# [Extracted records]
BEGIN
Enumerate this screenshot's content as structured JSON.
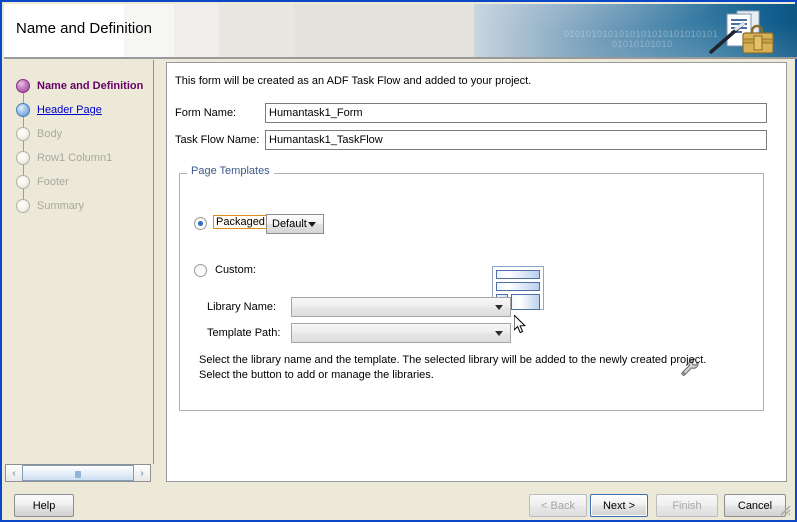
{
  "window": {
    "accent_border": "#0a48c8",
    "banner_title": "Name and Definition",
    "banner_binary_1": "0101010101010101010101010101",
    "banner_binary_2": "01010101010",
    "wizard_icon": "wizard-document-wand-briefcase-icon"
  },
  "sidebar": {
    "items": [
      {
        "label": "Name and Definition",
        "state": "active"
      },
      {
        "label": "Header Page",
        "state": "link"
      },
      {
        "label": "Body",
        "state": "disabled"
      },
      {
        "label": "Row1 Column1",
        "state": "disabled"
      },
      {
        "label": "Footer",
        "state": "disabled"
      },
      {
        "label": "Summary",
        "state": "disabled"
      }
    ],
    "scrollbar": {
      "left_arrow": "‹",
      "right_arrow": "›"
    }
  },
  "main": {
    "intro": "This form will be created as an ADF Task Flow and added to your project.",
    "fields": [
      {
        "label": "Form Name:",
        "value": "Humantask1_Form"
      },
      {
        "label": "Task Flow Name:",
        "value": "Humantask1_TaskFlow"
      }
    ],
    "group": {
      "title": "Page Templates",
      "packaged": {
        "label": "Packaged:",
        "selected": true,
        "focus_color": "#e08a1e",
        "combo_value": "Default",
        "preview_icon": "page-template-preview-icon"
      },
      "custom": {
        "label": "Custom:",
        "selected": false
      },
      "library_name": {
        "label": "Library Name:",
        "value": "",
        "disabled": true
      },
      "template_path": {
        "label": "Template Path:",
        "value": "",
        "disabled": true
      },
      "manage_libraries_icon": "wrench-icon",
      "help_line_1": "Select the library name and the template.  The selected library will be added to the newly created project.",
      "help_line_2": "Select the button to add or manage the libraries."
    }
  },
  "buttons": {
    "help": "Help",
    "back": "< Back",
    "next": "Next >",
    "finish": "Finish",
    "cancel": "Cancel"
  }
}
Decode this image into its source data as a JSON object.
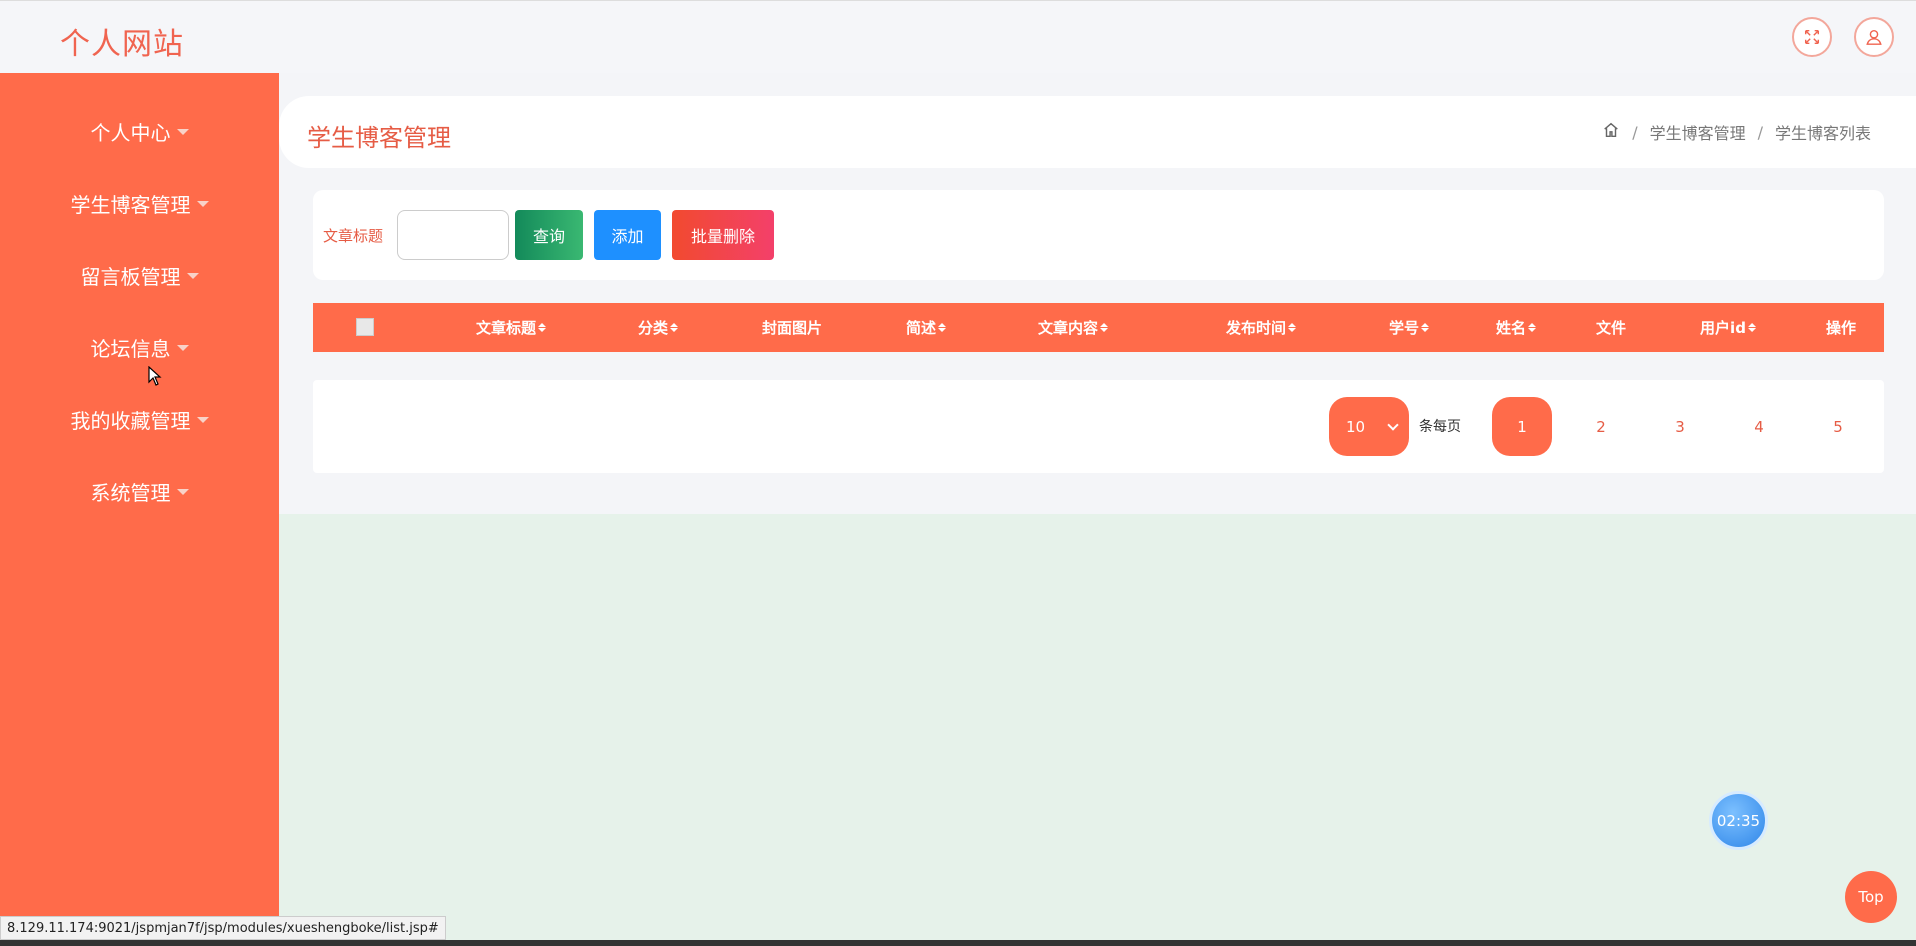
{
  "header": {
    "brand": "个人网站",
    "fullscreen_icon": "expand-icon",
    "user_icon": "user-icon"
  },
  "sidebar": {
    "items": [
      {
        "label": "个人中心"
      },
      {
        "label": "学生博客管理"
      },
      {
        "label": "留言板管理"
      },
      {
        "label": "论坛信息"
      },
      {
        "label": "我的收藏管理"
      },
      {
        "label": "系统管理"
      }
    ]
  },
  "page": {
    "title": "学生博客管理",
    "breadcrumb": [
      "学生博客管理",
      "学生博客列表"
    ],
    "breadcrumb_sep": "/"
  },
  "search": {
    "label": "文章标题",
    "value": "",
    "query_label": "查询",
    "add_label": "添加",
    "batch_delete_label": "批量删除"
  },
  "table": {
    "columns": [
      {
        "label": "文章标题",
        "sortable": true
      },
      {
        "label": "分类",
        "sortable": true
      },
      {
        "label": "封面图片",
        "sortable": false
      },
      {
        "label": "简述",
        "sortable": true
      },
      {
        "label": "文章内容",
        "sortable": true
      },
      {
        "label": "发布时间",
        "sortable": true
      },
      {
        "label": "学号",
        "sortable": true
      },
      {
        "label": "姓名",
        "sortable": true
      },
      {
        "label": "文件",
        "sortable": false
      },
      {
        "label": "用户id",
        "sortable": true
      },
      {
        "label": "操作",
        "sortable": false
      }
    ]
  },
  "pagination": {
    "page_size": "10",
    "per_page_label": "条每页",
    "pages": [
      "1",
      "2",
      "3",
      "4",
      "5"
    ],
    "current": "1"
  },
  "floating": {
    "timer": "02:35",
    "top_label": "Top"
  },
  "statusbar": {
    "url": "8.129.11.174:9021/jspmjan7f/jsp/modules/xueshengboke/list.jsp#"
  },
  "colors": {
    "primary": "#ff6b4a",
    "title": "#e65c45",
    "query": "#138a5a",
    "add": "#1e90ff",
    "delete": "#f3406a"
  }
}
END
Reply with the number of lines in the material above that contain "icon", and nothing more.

# [Solution to this problem]
5